(2) Next time I organize a con program I want to tap into children’s programming for some of thir cool ideas. James Bacon worked with ChiKidz and when I went there to find him for coffee, I arrived at the same time as members of the NIU quidditch team who came to set up a demo for the kids. Plenty of fans would like to see that. It was likely the most exciting thing happening at that hour.

(3) Chicon had a good idea, posting printouts of the Hugo voting stats just outside the ballroom. A lot of people looked them over. Sure the info is online by then but how many are aware of that or equipped to access it?

(4) Speaking of Hugo stats, there were a lot of wire-to-wire winners who led every round. Even in the dramatic categories — there was no doubt which Doctor Who episode was getting the Hugo despite the multiplicity of choices. Best Fan Artist supplied the only come-from-behind victory, Maurine Starkey picking up critical support in the last round of the runoff.

(5) Jim C. Hines ran away and hid in the Best Fan Writer category while the new Best Fancast Hugo went to a crew of five, most of them significant pro writers. Len Bailes’ quote “Prodom is the new fandom” becomes ever more true.

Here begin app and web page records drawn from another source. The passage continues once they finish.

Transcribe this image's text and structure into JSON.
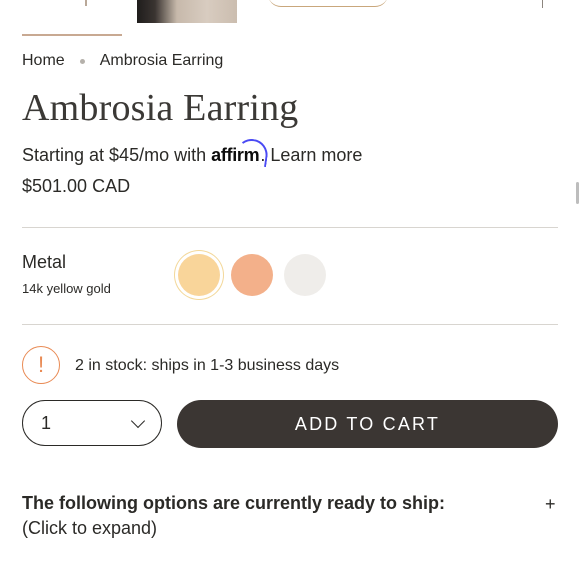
{
  "breadcrumb": {
    "home": "Home",
    "current": "Ambrosia Earring"
  },
  "product": {
    "title": "Ambrosia Earring",
    "financing_prefix": "Starting at $45/mo with",
    "affirm_brand": "affirm",
    "learn_more": ". Learn more",
    "price": "$501.00 CAD"
  },
  "metal": {
    "label": "Metal",
    "selected_value": "14k yellow gold",
    "swatches": [
      {
        "name": "yellow-gold",
        "color": "#f9d59a",
        "selected": true
      },
      {
        "name": "rose-gold",
        "color": "#f3b08a",
        "selected": false
      },
      {
        "name": "white-gold",
        "color": "#efedea",
        "selected": false
      }
    ]
  },
  "stock": {
    "icon": "!",
    "text": "2 in stock: ships in 1-3 business days"
  },
  "quantity": {
    "value": "1"
  },
  "add_to_cart": "ADD TO CART",
  "ready_to_ship": {
    "title": "The following options are currently ready to ship:",
    "subtitle": "(Click to expand)",
    "expand_icon": "+"
  },
  "colors": {
    "accent": "#e98b55",
    "button": "#3b3633",
    "affirm": "#4a4af4"
  }
}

(6) John Scalzi launched the Hugo Ceremony with an incisive bit of comedy, analyzing how the psychological experience of being a nominee parallels the well-known five stages of dying. Very true.

All of his material was good, no duds at all. His early pacing was right on target and I would have liked for him to stay with it. I felt like there was less and less of his presence as the evening wore on and at several points he joked about getting us away to the parties or off to drinking as if he felt pressed for time.

It is a kind of Chicago Worldcon tradition to make the trains run on time — twice here TM Marta Randall turned in hundred-minute ceremonies. But Scalzi hasn’t been around long enough to have witnessed that, so unless someone layed that charge on him it must reflect his sense of the way things ought to run. Now as a member of the audience sitting through categories with five winners giving acceptance speeches, and others where people caught up in the emotion of the moment thank their entire geneologies, I need the toastmaster to buy me a little breathing space before tackling the next dramatic peak. Generally, Scalzi proved to be in his own way the heir to Silverberg, Resnick, Shaw and Willis. I hope future committees bring him back as TM.